    ACKNOWLEDGEMENT

    These webinars are hosted by the HealthMatters ProgramTM in partnership with Project SEARCH® and funded by The Rehabilitation Research and Training Center on Developmental Disabilities and Health (RRTCDD). The RRTCDD is funded through United States Department of Health and Human Services, Administration for Community Living (ACL), National Institute on Disability, Independent Living, and Rehabilitation Research (NIDILRR), Grant # 90RT5020-01-00, and a grant from the Ohio Developmental Disabilities Council.

    Show details
  • Thu
    15
    Feb
    2018
    2-3:00 pm ETWebinar

    REGISTER: HealthMatters Program WebEx Event Center

    This webinar will discuss the use of mindfulness strategies for building success and wellness among people with intellectual and developmental disabilities (IDD) within their worksites. "Mindfulness tools" will be reviewed for participants to incorporate with their students and employees with IDD in the classroom or in the workplace.

     

    CEUs: There will be no CEUs provided for this presentation.

     

    PRESENTER

    Stefanie Patterson, Cape Cod, Riverview School's Project SEARCH Instructor. Stefanie is a certified English and special education teacher and has been in the field of education for over 20 years. She is also a life-long yoga practitioner and is licensed through Finding Inner Peace Yoga School and is a member of the National Yoga Alliance & the Cape Cod Yoga Association [CCYA] with specialty certifications in pre/post-natal yoga, children/teen yoga and Mindfulness Meditation.

     

    ACKNOWLEDGEMENT

    These webinars are hosted by the HealthMatters ProgramTM in partnership with Project SEARCH® and funded by The Rehabilitation Research and Training Center on Developmental Disabilities and Health (RRTCDD). The RRTCDD is funded through United States Department of Health and Human Services, Administration for Community Living (ACL), National Institute on Disability, Independent Living, and Rehabilitation Research (NIDILRR), Grant # 90RT5020-01-00, and a grant from the Ohio Developmental Disabilities Council.

    Show details

Research Studies

  1. HealthMatters Program Scale-Up
  2. Impact of Managed Care
  3. Longitudinal Health and Intellectual and Developmental Disability Study
  4. National Health Outcomes Indicators
  5. Reducing Obesity through POWERS

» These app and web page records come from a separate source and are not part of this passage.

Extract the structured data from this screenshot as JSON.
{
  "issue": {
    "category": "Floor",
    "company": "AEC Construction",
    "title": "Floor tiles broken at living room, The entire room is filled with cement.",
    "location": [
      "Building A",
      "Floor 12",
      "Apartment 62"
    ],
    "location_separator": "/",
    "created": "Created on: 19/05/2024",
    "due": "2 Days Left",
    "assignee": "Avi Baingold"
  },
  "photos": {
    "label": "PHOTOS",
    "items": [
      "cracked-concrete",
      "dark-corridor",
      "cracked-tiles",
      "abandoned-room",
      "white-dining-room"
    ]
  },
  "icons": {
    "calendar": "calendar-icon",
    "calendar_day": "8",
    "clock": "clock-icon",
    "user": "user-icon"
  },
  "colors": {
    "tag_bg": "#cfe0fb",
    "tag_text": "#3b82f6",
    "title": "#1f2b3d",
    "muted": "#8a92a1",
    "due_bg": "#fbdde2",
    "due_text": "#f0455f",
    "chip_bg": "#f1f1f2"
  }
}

Department of Disability and Human Development (DHD)
College of Applied Health Sciences (CAHS)
University of Illinois at Chicago (UIC)
1640 West Roosevelt Road, M/C 626
Chicago, Illinois 60608-6904
Phone: 1-312-413-1520
Fax: 1-312-996-6942
TTY: 1-312-413-0453
800-996-8845 (V); 800-526-0844 (Chicago Relay Access)

Funded by the United States Department of Health and Human Services, Administration for Community Living (ACL), National Institute on Disability, Independent Living, and Rehabilitation Research (NIDILRR) Grant # 90RT5020-03